Laos Tour

Basic Facts of Laos

Official Name: Lao People's Democratic Republic
Location: the eastern part of Indochinese peninsula, Southeast Asia.
Area: 91,429 mi² (236,800 km²)
Population: 6.91 million
Language: Lao
Currency: Kip
Time Zone: UTC+7
Capital: Vientiane
Administrative Division: 17 provinces and 1 prefecture
Religions and Beliefs: Theravada Buddhism

Top Things to Do in Laos

As the only landlocked country in Southeast Asia, the geography of the country features dramatic hills and lush forests. Laos is known as "a country of elephant" due to a large quantity of elephants existing in the country. The beautiful natural scenery and the unique architectural style make many travelers fascinated.

Owing to the fresh air, coupled with open visions in both cities and outskirts, tourists can see lightning run through the sky and earth at the same time in the distant plains before raining, as well as the beautiful rainbows after raining.

For people who travel independently or join in escorted tours to Laos, the most important thing is to enjoy the leisure and slow pace of life here, as well as a variety of outdoor water activities close to nature. The Buddhist temples and French-style architectures in Luang Prabang are worth a visit. The slow boats on the Mekong River and the river tubing in Vang Vieng should not be missed either.

Elephants in Laos Forest Park
Elephants in Laos Forest Park

Kuang Si Waterfall in Luang Prabang
Kuang Si Waterfall in Luang Prabang

Top Destinations & Attractions:

Vientiane: Patuxay, Haw Pha Kaeo/Haw Pha Kaew
Luang Prabang: Wat Xieng Thong, Kuang Si Waterfall, Phu Si Hill, Royal Palace Museum
Vang Vieng: Blue Lagoon/Tham Pou Kham, Nam Song
Champasak: Wat Phu, Pakse, Bolaven Plateau

Best Time to Visit Laos

November to March - the dry season is the best time to go to Laos, when the climate is most suitable for travel. The country is dominated by a tropical monsoon climate. In dry season, the average temperature reaches 27℃ (81℉). In May to October, the rainy season, the average temperature is about 24℃ (77℉). The plentiful rainfalls cause inconvenience in transportation.


There is no railway in Laos. People in the country mainly travel by road, water and air. The airlines in the country provide various international and domestic routes; highway, water transportation and taxi are also available. The highways carry 80% of passengers and cargo with a total mileage of about 29,200 mi (47,000 km).

Laos Travel Tips

Monks in Laos
Buddhist Monks in Laos
People in Laos are very gentle, kind, and courteous.
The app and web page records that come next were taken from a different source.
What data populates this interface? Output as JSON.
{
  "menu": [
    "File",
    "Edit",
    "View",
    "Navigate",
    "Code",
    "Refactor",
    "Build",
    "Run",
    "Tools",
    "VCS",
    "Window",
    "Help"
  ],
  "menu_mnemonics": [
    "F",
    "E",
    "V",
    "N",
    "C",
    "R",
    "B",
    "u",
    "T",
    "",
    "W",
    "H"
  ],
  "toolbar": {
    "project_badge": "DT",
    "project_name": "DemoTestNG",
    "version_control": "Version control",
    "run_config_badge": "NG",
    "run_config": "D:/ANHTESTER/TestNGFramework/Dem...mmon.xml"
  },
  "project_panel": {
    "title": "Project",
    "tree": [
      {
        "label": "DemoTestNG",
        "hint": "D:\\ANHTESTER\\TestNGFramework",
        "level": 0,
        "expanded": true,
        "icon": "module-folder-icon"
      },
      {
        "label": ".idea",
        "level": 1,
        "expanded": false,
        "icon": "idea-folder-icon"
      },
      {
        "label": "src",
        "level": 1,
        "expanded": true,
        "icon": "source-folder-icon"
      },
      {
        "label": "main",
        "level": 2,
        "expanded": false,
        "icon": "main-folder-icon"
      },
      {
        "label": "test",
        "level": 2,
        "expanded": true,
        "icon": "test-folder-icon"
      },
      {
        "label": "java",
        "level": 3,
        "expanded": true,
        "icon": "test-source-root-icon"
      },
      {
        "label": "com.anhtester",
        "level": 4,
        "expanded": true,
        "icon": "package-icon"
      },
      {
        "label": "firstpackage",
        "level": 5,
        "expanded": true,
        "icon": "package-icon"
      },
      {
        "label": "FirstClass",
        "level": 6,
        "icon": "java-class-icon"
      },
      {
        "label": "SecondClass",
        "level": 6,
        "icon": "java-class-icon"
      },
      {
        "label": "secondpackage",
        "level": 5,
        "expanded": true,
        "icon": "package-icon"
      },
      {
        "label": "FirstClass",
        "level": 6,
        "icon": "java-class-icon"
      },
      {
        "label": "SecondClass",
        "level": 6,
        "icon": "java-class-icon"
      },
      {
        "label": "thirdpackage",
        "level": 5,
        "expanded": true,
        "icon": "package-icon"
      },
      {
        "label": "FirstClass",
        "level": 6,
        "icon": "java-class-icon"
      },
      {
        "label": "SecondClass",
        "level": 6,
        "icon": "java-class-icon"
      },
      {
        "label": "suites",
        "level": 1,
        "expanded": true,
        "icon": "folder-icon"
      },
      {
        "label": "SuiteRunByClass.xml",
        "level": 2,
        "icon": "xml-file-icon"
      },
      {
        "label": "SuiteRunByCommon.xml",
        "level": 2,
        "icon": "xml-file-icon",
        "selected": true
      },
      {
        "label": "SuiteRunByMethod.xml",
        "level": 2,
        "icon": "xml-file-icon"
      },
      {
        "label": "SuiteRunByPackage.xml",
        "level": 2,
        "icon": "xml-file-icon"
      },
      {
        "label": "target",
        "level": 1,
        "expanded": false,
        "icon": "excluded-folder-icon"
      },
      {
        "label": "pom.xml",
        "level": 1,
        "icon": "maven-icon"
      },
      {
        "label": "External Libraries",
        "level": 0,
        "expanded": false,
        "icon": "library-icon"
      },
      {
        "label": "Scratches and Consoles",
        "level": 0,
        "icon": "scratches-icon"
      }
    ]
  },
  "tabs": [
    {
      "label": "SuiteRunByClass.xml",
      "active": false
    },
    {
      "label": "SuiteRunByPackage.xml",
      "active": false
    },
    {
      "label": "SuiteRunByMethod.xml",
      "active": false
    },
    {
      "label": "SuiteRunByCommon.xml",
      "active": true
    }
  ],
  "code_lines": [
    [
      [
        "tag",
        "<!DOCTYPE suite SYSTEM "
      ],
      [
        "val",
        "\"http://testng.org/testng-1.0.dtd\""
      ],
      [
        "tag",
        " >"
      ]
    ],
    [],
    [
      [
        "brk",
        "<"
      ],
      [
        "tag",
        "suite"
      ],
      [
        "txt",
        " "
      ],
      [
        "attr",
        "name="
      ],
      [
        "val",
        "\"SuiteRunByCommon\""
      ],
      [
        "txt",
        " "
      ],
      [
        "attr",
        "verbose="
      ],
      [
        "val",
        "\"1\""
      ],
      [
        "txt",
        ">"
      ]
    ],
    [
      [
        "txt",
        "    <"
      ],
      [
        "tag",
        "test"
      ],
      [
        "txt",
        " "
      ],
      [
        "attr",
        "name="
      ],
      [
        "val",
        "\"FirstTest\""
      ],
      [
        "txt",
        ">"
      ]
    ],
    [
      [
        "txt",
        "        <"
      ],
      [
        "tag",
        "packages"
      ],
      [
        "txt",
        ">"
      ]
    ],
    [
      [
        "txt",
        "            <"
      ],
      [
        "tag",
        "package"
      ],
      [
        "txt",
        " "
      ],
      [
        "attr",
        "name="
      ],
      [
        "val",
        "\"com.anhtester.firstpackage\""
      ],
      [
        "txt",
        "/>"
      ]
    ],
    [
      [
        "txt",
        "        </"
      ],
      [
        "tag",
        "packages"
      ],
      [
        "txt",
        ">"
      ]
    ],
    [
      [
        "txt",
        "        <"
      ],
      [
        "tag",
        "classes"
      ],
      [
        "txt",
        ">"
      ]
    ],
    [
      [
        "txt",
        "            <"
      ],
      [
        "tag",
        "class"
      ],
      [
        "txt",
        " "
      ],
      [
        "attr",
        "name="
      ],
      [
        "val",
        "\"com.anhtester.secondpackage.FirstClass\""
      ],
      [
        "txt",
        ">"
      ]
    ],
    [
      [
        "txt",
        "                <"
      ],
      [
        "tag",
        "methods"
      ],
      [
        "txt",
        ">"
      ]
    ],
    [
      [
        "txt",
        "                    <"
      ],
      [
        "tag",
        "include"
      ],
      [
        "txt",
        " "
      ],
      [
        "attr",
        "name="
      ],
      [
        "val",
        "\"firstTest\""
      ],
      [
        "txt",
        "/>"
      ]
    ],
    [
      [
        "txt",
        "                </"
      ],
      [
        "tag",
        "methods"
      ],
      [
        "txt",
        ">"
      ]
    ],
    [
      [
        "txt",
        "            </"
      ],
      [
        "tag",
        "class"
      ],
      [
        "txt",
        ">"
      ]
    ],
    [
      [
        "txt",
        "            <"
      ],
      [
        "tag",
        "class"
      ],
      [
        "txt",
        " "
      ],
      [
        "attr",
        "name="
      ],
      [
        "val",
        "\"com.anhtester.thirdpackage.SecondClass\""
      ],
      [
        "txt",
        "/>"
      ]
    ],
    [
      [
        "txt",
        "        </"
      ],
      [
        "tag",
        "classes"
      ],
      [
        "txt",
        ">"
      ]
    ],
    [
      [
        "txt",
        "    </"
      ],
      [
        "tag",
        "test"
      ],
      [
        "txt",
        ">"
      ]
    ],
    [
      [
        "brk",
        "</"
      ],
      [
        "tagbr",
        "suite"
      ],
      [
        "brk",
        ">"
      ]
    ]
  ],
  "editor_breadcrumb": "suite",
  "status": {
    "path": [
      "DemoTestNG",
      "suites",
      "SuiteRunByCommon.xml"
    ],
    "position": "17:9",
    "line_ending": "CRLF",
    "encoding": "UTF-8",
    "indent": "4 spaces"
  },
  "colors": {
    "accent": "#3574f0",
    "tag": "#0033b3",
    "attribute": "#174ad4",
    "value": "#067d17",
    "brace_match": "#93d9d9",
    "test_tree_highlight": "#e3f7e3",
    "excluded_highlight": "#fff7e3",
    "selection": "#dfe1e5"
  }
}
When meeting an acquaintance, they always say hello, putting their hands together in front of the chest or shaking hands. Generally, men do not take the initiative to shake hands with women.

Most Lao believe in Theravada Buddhism, so temples and monks are highly respected in the country. Walking on the road, strangers often greet each other by saying "Saibaidii" (hello). Lao people usually do things very slowly, so travelers can experience the slow pace of life here. As a consequence of their slow life style, Lao people don't take much notice of time. They may often be late in appointment, travelers should prepare for it.


The history of Laos dates back to Kingdom of Lan Xang, the first unified kingdom established in 1353. In the early 18th century the kingdom split into three kingdoms. Since 1779, the country was successively conquered and became colonies or dependencies of Siam, Vietnam, and France. In October, 1945, it declared independence. In the next year, France invaded the country again. After decades of international war and civil war, the country announced the abolition of the monarchy and the establishment of the Lao People's Democratic Republic on December 2nd, 1975.

The long history left abundant historical sites and relics, including Luang Prabang and Wat Phu, which were listed as UNESCO World Heritage.

Geographical Features

80% of the area of Laos is mountains and plateaus, and most of them are covered by forests. With the terrain higher in the north and lower in the south, the country is divided into lowlands, midlands and upper high lands according to altitude. Phou Bia, the highest mountain in the country, is 9,252ft (2,820 m) above sea level. Mekong River, the largest river in the country, flows 1,200 mi (1,900 km) through the western area.